Lubaina Himid | Naming the Money (2004)

Throughout this phase, I have been looking at artists who achieve similar things throughout their own work. Lubaina Himid brought to life the traumas of colonised West African slaves through a large scale installation titled Naming the Money (2004), which placed audiences amongst life size wooden cutouts of enslaved people. Himid uses colour and patterns associating the ‘non-western’ and femininity while bringing to life the experiences of real and imagined historical figures.


Along with verbal feedback, I also wanted to record feedback from people who may not have been comfortable in front of a camera. I did this by setting a comments book infront of the screen to allow viewers to jot down any comments they had when watching the animation. I thought it would be constructive to get feedback in this way as it allowed the viewer to remain anonymous if they wanted to while leaving their honest opinions.  To my surprise a lot of the comments received turned out to be very positive which I was personally encouraged by. The only downside to recording feedback in this way was that the writing equipment did go missing towards the end of the private view which will make me think slightly differently about the way I record written feedback in the future, perhaps using a social media hashtag to make the experience more interactive or simply by securing the equipment. 
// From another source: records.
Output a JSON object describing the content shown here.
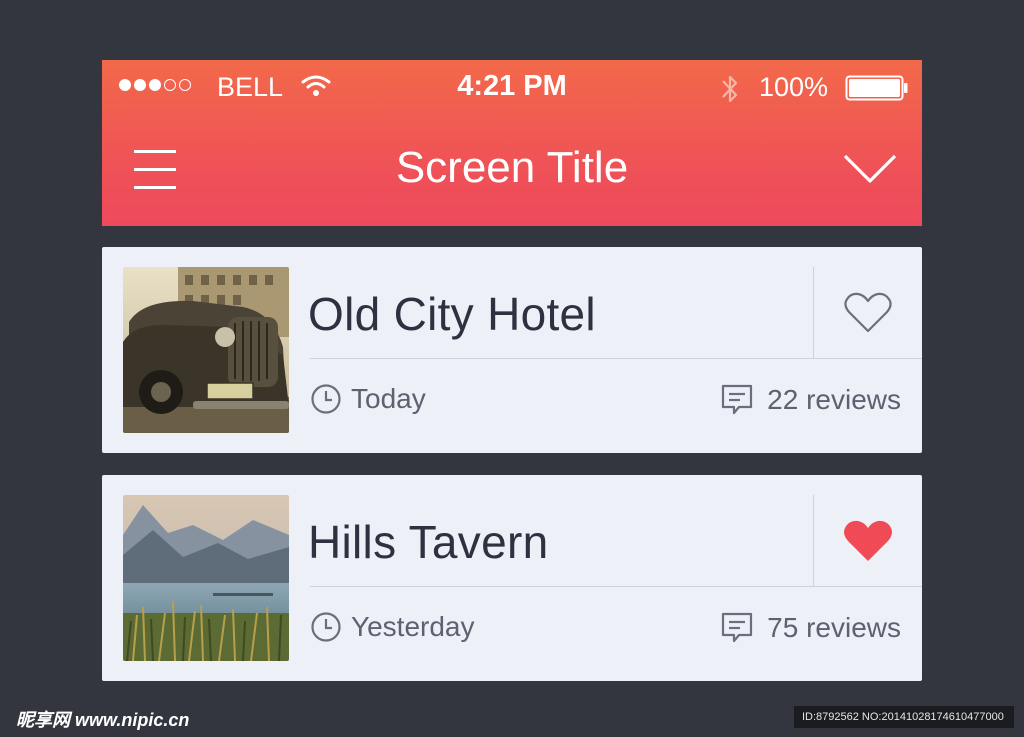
{
  "status_bar": {
    "carrier": "BELL",
    "time": "4:21 PM",
    "battery_percent": "100%",
    "signal_bars_filled": 3,
    "signal_bars_total": 5,
    "battery_level": 1.0
  },
  "header": {
    "title": "Screen Title",
    "menu_icon": "hamburger-menu-icon",
    "dropdown_icon": "chevron-down-icon"
  },
  "items": [
    {
      "title": "Old City Hotel",
      "time_label": "Today",
      "reviews_label": "22 reviews",
      "favorited": false,
      "image": "vintage-car-photo"
    },
    {
      "title": "Hills Tavern",
      "time_label": "Yesterday",
      "reviews_label": "75 reviews",
      "favorited": true,
      "image": "mountain-lake-photo"
    }
  ],
  "colors": {
    "header_top": "#f2694a",
    "header_bottom": "#ee4a5c",
    "background": "#33363f",
    "card": "#edf0f7",
    "heart_active": "#ef4a55",
    "text_dark": "#2e3140",
    "text_meta": "#5d6170"
  },
  "watermark": {
    "left": "昵享网 www.nipic.cn",
    "right": "ID:8792562 NO:20141028174610477000"
  }
}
"Well done! That's better then the filming cause it draws attention to what is said
rather than the focus being on [the] people who are actually talking"

Gallery Visit | Thierry Noir

While making preparations for our upcoming Renee and I visited a gallery showing the work of French street artist, Thierry Noir. At the time, I didn't know very much about the background of the artist but was drawn in by the use of vibrant patterns created by using bright block colours behind thick line drawings of cartoon figures to cover the entire venue. This made us think of possible ways to display our work in the upcoming shows. 

William Kentridge Exhibtion at the Whitechapel gallery

South African artist William Kentridge (b.1955, Johannesburg) is renowned for his animated expressionist drawings and films exploring time, the history of colonialism and the aspirations and failures of revolutionary politics.

One thing in particular which took me by surprise was how the curator had used the space in the gallery. Each and every corner of the rooms where filled with work to create a completely immersive experience. 

Black and British: Back in Time for Brixton

Just finished watching BBC's Back in Time for Brixton as part of their Black and British series and I am left feeling completely inspired by Tiana-Maria Irwin and her family. It's so exciting seeing girls like myself finding and using their voices after being silenced for years in school systems set up against us. For me, facing anything from micro-aggressions to outright racial remarks became part of everyday life during secondary school by teaching staff, fellow students and "friends" alike. While I am in no way saying that these problems have completely vanished now I'm in higher education, but speaking to other young black women like myself and reading the testimonies by young writers like Tiana-Maria have given me the confidence and tools needed to address the problems when they do arise, it's these conversations that keep me feeling hopeful and motived to make more work depicting the experiences of being Black and British.

Research | Good hair

Good Hair is a 2009 American documentary film directed by Jeff Stilson and produced by Chris Rock Productions and HBO Films, starring and narrated by comedian Chris Rock. -IMDB

Good Hair is known as one of the most popular black hair documentaries of recent years. As part of my research I have decided to watch it to find out why.

Overall I struggled to enjoy the documentary but that could mainly be down to the fact that now in 2016, the ideas put forward are somewhat out dated I have drawn up a list of pros and cons.


  • Range of shots in interview scenes

  • Talks to industry professionals

  • Looks at the [Afo-hair] industry as a whole

  • Various locations

  • Makes some cultural links

  • Features celebrities 

  • Asks some probing questions 


  • Comedic - mocks some serious issues

  • Mainly a mans point to view 

  • Only looks at the surface of the topic

  • Out dated (2009)

  • One sided

  • Overall quite negative 

Idea Development

I revisted the self portrait illustrating the story of myself and the 'head wrap incident' building on the idea I connect bright repeated patterns with the feeling of safety and that during the incident that I was trying to illustrate, I was made to feel very unsafe. 

I decided to take a much more digital and less expressive approach with the lines I used being more uniform as I though that the patterns here needed to take the viewers focus.